> Exercise description
Only lines containing "KLAX" are wanted from the data below. Copy those lines.

Component data from apps and pages:
────────────────

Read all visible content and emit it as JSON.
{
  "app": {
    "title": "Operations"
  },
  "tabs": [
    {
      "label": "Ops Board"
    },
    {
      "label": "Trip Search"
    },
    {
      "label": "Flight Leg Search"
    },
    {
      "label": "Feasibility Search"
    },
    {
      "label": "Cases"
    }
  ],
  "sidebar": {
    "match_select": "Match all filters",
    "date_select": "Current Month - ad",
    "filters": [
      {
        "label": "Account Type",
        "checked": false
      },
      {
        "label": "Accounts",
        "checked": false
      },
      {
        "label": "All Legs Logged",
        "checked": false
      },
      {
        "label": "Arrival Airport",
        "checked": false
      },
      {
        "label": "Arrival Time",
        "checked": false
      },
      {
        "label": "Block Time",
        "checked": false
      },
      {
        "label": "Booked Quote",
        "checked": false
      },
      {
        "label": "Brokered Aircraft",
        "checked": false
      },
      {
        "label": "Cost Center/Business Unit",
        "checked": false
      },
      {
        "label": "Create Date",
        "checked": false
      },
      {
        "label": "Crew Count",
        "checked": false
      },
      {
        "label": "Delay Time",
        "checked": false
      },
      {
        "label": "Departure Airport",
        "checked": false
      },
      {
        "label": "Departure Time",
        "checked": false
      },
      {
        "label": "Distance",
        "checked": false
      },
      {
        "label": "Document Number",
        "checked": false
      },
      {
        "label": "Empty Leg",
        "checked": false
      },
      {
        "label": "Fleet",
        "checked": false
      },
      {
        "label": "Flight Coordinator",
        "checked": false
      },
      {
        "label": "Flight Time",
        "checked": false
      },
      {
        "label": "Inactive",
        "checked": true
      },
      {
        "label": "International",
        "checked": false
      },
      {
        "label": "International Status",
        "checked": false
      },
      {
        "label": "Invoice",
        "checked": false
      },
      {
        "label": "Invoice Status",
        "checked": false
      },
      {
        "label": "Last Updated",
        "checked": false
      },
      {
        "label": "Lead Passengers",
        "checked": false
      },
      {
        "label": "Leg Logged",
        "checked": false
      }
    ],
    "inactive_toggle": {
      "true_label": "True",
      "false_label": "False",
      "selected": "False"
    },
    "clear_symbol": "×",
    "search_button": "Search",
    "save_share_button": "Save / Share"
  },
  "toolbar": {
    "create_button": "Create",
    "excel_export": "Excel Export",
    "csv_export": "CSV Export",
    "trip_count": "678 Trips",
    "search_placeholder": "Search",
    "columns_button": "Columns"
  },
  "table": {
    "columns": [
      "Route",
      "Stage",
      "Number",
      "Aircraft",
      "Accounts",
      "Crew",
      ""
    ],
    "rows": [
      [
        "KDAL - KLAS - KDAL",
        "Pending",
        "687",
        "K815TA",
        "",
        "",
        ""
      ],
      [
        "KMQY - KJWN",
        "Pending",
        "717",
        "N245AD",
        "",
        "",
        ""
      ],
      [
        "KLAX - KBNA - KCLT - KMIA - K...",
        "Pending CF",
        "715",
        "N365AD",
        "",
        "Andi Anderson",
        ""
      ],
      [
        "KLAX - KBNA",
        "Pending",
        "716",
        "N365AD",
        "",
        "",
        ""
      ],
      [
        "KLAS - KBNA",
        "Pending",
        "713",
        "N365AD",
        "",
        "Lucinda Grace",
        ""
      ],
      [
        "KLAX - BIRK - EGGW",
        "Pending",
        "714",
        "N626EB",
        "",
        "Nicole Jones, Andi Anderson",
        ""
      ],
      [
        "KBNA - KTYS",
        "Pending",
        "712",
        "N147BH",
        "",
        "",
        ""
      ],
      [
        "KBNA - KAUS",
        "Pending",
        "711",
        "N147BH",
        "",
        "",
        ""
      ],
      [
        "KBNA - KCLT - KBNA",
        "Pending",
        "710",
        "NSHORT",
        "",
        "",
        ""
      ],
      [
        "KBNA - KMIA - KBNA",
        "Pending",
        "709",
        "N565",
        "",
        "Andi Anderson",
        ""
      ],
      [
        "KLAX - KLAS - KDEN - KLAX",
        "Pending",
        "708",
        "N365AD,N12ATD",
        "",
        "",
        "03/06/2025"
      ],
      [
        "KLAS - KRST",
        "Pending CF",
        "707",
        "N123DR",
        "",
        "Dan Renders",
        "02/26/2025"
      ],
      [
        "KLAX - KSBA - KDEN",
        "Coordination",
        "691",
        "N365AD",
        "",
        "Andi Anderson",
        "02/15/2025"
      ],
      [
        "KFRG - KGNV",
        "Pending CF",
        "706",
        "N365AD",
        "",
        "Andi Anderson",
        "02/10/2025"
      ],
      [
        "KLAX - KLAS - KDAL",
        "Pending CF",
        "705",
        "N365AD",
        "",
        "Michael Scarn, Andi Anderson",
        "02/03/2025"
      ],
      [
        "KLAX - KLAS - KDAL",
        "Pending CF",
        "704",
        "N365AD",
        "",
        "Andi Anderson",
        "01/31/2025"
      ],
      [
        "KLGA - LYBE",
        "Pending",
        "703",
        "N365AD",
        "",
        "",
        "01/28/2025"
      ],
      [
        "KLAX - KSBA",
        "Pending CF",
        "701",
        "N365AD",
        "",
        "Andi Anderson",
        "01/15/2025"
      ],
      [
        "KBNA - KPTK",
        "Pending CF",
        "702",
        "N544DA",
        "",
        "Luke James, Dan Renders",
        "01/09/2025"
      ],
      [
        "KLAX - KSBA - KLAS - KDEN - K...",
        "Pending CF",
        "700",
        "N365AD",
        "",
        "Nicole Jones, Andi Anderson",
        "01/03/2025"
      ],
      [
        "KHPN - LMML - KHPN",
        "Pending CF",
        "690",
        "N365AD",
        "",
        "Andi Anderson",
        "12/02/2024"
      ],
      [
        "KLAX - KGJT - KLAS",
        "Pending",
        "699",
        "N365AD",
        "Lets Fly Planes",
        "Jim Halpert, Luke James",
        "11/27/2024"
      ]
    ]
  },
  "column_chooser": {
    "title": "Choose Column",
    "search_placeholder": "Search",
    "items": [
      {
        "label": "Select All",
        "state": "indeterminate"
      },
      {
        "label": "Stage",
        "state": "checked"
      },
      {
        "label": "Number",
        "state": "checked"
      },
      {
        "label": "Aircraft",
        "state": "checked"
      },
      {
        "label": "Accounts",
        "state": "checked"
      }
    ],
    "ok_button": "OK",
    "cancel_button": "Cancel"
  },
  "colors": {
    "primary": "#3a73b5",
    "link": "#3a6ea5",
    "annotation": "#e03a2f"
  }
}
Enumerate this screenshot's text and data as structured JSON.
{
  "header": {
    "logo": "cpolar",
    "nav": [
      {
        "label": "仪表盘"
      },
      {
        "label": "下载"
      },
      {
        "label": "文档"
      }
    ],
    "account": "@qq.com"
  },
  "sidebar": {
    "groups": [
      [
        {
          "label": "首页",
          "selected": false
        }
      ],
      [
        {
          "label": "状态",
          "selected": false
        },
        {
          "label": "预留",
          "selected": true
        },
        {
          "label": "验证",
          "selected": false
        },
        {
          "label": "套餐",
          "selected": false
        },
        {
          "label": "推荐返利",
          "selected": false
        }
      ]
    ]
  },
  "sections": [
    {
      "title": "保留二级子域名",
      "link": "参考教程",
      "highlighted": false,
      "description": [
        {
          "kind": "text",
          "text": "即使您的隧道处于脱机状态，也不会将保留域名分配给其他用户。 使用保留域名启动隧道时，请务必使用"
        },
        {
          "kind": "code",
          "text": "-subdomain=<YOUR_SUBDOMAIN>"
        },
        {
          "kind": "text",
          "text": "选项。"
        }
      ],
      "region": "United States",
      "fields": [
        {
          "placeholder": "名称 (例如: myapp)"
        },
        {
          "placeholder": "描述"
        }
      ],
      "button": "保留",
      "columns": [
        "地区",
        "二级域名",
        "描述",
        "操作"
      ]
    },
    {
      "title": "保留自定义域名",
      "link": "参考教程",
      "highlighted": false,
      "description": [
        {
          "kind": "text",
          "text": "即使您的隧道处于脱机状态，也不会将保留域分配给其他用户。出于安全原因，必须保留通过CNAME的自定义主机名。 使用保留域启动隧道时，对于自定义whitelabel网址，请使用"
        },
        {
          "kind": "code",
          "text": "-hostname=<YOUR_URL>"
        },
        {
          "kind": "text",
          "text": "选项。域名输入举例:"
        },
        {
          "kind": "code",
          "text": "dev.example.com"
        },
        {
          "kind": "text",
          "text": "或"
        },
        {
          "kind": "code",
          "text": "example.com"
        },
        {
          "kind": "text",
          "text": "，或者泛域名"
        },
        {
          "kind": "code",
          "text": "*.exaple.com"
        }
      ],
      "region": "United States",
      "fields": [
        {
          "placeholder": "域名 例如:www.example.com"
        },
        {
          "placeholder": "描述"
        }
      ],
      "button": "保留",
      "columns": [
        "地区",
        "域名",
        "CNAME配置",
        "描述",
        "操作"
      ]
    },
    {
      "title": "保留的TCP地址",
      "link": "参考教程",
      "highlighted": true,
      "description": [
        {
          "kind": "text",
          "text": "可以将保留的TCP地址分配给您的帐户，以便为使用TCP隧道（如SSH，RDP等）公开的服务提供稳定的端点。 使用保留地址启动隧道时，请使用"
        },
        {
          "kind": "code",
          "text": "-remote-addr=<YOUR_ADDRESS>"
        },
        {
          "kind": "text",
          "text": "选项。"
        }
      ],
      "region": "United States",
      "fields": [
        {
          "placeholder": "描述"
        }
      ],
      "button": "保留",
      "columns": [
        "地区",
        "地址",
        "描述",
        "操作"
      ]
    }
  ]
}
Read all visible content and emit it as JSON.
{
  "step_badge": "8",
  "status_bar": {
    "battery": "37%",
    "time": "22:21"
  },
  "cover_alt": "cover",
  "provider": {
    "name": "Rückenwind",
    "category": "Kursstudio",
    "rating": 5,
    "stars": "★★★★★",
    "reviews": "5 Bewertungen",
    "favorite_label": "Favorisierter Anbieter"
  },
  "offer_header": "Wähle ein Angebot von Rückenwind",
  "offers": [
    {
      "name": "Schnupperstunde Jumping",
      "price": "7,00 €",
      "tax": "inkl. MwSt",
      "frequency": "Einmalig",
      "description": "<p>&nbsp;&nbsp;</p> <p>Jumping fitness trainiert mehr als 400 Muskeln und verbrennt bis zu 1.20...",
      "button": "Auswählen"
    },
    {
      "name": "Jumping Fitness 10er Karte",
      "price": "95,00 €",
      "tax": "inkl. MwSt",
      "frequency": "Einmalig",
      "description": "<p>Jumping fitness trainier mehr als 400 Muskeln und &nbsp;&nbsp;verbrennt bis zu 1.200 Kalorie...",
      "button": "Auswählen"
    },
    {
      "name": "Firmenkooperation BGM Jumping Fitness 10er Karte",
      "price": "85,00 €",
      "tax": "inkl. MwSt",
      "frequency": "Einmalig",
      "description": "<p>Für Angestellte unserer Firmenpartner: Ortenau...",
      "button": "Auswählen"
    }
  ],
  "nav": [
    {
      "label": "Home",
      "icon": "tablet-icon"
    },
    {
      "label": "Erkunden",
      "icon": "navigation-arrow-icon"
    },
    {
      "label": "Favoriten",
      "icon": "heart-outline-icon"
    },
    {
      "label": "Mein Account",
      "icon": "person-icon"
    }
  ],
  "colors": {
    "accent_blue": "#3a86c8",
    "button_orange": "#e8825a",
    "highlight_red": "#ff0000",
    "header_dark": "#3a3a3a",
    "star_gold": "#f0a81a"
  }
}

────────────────

> Result of this task
        "KLAX - KBNA - KCLT - KMIA - K...",
        "KLAX - KBNA",
        "KLAX - BIRK - EGGW",
        "KLAX - KLAS - KDEN - KLAX",
        "KLAX - KSBA - KDEN",
        "KLAX - KLAS - KDAL",
        "KLAX - KLAS - KDAL",
        "KLAX - KSBA",
        "KLAX - KSBA - KLAS - KDEN - K...",
        "KLAX - KGJT - KLAS",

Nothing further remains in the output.